By Benjamin Bullard
SpaceX Starship artist's rendering

Elon Musk’s SpaceX project has taken another fiery step toward its ultimate goal of making a fully-reusable space capsule, thanks to a recent stress test of the reusable Starship vessel’s outer heat shield that’s literally too hot to handle.

Musk tweeted out a short, industrial-strength clip of Starship’s hexagonal tiles being subjected to re-entry temperatures approaching those of the Space Shuttle, pointing out that the white areas, where the temps are at their highest, can top out at a scorching 1,650 degrees Kelvin (about 2,500 degrees Fahrenheit) and still take a beating (or should we say a heating?)

We’re a little bummed that SpaceX didn’t use any of Musk’s flame throwers in the clip below, but we’re guessing regular, garden-variety flame thrower fire simply isn’t hot enough to replicate the hellish conditions of burning through the atmosphere.

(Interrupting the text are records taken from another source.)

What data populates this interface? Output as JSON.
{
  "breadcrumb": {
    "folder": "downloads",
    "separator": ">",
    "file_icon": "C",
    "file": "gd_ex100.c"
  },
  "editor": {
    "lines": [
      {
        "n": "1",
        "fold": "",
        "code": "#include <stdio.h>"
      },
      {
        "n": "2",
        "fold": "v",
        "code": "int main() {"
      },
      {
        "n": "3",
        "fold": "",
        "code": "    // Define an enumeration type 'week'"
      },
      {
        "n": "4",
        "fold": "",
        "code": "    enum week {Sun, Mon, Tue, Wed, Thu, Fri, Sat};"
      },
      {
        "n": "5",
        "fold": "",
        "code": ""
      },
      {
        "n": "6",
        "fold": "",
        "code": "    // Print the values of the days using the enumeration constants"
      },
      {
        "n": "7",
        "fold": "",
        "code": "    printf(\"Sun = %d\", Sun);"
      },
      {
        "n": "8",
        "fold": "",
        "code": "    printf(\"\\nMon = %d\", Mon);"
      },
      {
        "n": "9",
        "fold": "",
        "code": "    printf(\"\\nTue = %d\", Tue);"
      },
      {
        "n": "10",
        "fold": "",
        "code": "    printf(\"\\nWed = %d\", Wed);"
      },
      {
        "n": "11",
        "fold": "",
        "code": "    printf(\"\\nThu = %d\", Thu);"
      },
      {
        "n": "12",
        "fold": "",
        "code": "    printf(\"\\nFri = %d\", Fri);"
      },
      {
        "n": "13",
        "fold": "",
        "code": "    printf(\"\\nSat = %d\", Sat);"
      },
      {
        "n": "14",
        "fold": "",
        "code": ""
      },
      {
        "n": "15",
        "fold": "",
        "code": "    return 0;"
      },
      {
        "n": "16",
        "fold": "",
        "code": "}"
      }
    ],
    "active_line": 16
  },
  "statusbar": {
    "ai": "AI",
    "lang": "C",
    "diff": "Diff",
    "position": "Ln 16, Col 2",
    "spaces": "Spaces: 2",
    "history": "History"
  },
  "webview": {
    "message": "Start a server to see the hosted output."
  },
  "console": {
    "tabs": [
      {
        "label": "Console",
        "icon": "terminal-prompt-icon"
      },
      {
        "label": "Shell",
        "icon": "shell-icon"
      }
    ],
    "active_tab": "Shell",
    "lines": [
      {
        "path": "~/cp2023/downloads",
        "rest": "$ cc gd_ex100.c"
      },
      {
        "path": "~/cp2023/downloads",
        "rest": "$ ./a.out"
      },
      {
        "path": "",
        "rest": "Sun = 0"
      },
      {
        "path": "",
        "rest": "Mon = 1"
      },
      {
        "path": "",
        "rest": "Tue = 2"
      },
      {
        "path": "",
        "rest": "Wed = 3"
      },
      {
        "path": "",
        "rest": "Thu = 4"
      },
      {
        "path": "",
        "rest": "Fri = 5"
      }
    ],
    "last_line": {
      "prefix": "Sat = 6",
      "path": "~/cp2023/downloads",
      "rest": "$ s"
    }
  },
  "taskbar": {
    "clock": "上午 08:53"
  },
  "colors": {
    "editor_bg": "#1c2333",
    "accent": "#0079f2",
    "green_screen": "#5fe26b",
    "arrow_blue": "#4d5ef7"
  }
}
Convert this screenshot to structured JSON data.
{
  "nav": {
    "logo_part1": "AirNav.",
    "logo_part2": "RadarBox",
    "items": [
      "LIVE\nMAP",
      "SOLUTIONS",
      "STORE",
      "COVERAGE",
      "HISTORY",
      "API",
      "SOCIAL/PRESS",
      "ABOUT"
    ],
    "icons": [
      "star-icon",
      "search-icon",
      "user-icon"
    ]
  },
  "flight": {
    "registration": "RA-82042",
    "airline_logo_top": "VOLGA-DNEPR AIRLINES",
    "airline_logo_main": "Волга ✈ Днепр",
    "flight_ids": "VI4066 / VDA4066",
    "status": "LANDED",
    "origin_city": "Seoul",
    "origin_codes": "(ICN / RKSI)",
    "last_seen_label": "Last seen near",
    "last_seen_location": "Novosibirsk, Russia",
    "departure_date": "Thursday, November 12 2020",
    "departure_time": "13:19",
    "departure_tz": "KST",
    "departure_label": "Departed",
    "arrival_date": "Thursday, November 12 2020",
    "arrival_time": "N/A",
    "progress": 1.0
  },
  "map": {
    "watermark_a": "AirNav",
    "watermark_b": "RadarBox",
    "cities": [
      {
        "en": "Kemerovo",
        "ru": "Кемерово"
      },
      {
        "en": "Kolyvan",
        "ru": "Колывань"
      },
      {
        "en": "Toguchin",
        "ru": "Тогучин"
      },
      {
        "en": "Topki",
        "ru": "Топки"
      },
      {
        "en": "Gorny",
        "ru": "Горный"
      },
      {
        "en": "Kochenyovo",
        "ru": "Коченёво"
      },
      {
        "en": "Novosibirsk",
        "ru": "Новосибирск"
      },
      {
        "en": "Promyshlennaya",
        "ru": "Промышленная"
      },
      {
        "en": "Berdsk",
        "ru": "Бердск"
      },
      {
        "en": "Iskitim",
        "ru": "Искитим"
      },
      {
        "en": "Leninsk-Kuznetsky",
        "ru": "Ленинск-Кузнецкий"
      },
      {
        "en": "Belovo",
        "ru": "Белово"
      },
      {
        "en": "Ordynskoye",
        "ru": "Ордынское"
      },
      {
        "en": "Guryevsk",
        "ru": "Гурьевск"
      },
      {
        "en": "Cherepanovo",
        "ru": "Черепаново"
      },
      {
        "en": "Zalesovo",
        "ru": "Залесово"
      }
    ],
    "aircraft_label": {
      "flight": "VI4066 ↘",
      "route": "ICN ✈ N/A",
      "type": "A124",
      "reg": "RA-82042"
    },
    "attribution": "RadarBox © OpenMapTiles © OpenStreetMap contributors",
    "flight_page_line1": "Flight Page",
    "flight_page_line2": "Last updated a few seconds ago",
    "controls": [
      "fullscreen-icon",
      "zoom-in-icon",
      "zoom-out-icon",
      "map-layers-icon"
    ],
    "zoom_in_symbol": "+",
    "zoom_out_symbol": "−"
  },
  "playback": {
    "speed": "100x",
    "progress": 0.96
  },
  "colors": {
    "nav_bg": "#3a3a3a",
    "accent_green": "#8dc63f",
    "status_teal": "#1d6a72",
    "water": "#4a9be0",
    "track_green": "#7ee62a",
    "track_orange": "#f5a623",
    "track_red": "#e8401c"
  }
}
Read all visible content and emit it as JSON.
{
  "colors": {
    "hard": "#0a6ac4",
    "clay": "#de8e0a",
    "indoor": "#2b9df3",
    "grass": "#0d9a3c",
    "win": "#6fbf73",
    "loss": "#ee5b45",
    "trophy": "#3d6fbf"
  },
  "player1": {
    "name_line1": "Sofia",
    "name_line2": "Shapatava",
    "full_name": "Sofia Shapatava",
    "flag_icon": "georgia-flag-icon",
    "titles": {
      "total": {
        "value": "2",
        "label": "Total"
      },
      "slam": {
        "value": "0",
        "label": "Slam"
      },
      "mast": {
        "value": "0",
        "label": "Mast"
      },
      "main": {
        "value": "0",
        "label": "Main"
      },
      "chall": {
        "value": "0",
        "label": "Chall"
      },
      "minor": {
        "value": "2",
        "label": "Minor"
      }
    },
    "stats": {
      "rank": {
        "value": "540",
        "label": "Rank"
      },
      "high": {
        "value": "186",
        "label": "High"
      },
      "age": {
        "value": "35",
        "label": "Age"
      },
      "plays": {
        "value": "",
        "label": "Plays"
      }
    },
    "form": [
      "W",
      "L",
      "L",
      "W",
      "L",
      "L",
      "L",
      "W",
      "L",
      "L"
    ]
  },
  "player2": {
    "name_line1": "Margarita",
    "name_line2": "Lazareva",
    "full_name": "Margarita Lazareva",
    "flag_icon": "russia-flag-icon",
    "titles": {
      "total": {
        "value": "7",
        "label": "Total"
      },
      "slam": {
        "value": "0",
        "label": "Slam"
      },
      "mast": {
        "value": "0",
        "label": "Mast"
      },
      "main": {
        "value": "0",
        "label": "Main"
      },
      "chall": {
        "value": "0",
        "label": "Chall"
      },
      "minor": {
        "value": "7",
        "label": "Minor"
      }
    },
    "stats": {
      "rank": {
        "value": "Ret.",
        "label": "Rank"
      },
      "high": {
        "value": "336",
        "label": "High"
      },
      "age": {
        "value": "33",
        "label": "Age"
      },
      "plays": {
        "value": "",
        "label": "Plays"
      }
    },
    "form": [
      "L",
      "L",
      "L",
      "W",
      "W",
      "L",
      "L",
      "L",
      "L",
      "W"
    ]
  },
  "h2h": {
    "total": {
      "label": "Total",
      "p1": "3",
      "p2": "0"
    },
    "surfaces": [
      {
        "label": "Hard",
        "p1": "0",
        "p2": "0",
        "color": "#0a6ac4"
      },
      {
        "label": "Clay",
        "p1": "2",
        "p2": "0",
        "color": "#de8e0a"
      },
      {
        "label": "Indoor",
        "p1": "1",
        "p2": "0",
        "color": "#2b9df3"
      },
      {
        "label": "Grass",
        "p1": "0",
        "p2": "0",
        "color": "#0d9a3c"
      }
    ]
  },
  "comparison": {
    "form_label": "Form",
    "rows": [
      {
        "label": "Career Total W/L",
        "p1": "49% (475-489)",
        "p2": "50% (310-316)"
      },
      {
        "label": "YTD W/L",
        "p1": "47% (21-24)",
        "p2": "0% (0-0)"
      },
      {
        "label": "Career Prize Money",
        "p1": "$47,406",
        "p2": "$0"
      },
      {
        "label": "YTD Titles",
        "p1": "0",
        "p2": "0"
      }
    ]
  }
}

That, plus it’s probably really, really unscientific.

Musk explained that the “White-hot parts reached orbital entry temp of around 1650 Kelvin,” adding that the capsule’s skin may still require additional cooling measures if they detect that the extreme temps are capable of eroding any part of the heat shield. If needed, he tweeted, Starship’s tiles will get supplemental heat resistance in the form of transpiration cooling, which would circulate a gas or liquid through the tile structure to help keep the heat in check.

The heat test is the latest mini-milestone in Starship’s journey toward ferrying passengers first to the moon — and, Musk hopes, of one day carrying people all the way to Mars — while remaining capable of turning right back around for a return trip to Earth. Musk defined the heat test’s success in terms of the vessel’s ability to endure re-entry conditions and then turn around and take off again without the need for any kind of Space Shuttle-like overhaul. “Starship needs to be ready to fly again immediately after landing. Zero refurbishment,” he tweeted.

With Starship reportedly set to begin low-liftoff tests that will mate it to the SpaceX Raptor engine soon, hopefully it won’t be too much longer before the capsule’s ready for a real shot beyond our atmosphere. In the meantime, we’ll be watching from the ground — with our Boring Company fire extinguishers at the ready.